__Action item__. In the entries below, count the lines that include the word "combined" and reply with the number alone.

__Available records__.
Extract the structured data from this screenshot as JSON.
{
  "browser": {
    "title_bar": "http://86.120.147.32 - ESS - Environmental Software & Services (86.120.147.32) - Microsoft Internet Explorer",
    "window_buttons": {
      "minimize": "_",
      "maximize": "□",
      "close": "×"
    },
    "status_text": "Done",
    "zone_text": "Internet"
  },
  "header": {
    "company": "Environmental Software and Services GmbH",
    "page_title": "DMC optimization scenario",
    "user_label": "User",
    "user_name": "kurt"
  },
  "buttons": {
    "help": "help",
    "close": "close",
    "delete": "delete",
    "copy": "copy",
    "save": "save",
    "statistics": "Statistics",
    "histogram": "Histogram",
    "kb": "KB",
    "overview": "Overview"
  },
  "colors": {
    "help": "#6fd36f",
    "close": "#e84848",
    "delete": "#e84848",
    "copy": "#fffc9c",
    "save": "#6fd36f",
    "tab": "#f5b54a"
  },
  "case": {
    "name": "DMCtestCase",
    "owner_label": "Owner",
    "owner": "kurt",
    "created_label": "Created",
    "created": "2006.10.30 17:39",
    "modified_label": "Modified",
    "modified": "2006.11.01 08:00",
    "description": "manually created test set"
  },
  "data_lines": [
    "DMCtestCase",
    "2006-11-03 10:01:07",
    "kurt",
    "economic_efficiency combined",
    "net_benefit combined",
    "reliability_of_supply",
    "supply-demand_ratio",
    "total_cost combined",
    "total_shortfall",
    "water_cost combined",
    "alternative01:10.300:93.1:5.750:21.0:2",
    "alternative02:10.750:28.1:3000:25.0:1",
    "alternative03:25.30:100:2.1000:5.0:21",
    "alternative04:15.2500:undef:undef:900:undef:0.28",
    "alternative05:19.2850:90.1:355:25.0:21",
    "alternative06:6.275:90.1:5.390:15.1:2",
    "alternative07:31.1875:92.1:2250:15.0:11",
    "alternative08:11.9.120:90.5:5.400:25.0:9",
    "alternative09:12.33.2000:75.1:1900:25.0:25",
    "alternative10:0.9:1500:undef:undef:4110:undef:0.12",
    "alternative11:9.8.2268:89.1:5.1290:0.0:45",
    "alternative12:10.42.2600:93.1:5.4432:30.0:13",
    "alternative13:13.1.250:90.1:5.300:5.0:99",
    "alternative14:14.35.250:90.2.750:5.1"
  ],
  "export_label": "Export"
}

__Result of the exercise__. 4